**TASK OBJECTIVE:** Search the material for the string "secondary", then show every line where it turns up.

**GIVEN INFORMATION:**
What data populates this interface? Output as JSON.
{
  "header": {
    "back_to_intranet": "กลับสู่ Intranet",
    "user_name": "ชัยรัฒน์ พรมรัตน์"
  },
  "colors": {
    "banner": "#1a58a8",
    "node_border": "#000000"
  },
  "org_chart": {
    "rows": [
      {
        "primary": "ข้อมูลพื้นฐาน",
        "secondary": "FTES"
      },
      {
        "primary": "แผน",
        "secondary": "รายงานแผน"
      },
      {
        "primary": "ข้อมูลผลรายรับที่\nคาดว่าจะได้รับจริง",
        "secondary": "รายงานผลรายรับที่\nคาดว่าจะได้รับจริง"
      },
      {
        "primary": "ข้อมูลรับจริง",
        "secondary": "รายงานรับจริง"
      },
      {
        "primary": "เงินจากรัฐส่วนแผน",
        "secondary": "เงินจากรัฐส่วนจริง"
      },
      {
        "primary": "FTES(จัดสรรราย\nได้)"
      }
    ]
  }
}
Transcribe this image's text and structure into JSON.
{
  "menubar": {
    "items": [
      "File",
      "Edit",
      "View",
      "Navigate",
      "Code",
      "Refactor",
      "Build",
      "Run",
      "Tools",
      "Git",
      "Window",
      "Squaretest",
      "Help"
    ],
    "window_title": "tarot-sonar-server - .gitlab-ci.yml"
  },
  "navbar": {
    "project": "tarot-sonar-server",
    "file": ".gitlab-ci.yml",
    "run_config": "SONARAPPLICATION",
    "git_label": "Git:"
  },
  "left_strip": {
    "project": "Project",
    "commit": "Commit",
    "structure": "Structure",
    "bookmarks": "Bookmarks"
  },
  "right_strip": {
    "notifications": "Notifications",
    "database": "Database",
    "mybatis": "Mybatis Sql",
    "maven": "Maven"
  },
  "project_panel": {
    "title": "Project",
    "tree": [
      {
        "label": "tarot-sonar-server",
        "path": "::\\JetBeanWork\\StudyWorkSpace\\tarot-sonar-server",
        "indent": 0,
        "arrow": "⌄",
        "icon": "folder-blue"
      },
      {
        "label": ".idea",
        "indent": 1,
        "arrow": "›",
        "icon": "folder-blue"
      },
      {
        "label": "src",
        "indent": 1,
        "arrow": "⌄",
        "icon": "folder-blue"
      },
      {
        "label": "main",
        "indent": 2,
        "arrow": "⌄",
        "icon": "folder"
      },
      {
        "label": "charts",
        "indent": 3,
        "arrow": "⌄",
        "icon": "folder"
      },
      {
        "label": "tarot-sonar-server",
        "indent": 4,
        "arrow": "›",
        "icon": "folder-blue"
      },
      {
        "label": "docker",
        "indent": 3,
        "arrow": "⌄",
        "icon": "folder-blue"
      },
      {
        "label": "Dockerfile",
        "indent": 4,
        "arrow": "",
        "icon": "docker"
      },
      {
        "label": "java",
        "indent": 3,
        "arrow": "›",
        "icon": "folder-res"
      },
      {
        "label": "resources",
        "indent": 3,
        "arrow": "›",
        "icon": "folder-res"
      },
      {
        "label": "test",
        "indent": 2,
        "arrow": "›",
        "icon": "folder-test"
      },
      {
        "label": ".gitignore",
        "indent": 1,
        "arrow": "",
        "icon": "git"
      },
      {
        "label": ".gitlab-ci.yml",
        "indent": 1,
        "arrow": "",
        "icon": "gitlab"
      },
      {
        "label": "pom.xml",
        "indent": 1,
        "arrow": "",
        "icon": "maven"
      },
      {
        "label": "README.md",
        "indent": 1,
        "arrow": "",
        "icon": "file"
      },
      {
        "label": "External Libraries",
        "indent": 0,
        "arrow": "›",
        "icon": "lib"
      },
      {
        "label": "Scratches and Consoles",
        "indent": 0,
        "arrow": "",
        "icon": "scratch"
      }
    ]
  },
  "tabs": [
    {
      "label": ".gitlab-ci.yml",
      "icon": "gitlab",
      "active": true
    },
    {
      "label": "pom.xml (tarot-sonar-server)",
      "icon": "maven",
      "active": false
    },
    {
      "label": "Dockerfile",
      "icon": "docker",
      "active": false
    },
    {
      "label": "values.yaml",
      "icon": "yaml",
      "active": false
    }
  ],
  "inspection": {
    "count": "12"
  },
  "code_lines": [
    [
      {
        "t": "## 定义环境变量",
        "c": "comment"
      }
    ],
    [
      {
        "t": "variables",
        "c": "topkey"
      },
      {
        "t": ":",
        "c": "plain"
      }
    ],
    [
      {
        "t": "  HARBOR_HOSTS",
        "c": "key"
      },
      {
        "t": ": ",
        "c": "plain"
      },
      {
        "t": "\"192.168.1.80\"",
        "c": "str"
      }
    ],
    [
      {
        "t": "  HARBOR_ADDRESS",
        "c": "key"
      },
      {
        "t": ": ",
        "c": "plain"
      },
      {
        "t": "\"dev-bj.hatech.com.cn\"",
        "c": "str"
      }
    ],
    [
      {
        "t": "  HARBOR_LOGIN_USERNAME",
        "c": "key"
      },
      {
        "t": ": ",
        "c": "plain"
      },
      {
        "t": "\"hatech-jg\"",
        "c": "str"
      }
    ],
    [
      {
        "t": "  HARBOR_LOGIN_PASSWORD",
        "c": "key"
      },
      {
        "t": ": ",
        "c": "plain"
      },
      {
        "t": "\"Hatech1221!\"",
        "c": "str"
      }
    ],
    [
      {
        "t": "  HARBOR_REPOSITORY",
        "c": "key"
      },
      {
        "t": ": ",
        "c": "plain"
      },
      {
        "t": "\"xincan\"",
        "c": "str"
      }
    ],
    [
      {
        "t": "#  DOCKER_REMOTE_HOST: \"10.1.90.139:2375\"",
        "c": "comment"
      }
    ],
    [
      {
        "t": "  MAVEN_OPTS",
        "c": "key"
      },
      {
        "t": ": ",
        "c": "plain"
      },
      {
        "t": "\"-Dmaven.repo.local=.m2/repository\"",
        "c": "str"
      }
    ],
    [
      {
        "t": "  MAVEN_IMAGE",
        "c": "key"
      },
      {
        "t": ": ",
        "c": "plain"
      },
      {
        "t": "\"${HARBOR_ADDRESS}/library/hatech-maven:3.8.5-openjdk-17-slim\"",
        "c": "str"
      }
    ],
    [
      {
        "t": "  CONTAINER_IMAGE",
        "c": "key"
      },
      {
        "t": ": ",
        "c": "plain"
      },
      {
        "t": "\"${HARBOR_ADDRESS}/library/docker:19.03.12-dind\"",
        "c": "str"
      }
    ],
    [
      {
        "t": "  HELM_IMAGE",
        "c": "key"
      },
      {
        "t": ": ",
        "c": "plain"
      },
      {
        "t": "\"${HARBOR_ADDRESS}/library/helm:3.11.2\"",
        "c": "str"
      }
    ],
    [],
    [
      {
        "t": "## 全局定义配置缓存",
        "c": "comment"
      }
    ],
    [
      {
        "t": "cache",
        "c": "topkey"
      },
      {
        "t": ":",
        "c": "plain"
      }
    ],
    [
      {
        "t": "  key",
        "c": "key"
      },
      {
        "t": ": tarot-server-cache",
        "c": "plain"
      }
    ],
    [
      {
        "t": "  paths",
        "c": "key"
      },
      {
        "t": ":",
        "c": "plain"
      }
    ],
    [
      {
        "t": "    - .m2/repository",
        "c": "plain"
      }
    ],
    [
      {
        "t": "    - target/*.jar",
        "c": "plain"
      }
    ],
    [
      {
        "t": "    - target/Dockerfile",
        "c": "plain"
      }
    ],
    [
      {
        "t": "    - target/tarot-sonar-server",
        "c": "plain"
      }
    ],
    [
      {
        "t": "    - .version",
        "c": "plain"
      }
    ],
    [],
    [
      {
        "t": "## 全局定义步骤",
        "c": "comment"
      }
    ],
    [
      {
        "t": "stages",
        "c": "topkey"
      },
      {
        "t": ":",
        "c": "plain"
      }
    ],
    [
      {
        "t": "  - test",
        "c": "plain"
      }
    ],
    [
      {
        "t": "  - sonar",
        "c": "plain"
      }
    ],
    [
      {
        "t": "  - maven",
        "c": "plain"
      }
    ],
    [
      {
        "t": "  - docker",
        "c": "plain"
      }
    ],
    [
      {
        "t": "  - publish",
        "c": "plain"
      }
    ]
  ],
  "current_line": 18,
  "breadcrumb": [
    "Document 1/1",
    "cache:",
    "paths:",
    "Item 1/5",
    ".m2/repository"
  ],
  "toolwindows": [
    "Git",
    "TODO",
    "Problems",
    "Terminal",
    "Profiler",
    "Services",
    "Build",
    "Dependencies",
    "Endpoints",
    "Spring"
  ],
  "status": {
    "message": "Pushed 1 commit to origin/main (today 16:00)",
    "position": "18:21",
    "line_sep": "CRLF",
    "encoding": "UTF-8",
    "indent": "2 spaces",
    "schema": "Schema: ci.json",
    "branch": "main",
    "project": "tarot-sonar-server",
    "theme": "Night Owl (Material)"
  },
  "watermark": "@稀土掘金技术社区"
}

**OUTPUT FOR THIS TASK:**
        "secondary": "FTES"
        "secondary": "รายงานแผน"
        "secondary": "รายงานผลรายรับที่\nคาดว่าจะได้รับจริง"
        "secondary": "รายงานรับจริง"
        "secondary": "เงินจากรัฐส่วนจริง"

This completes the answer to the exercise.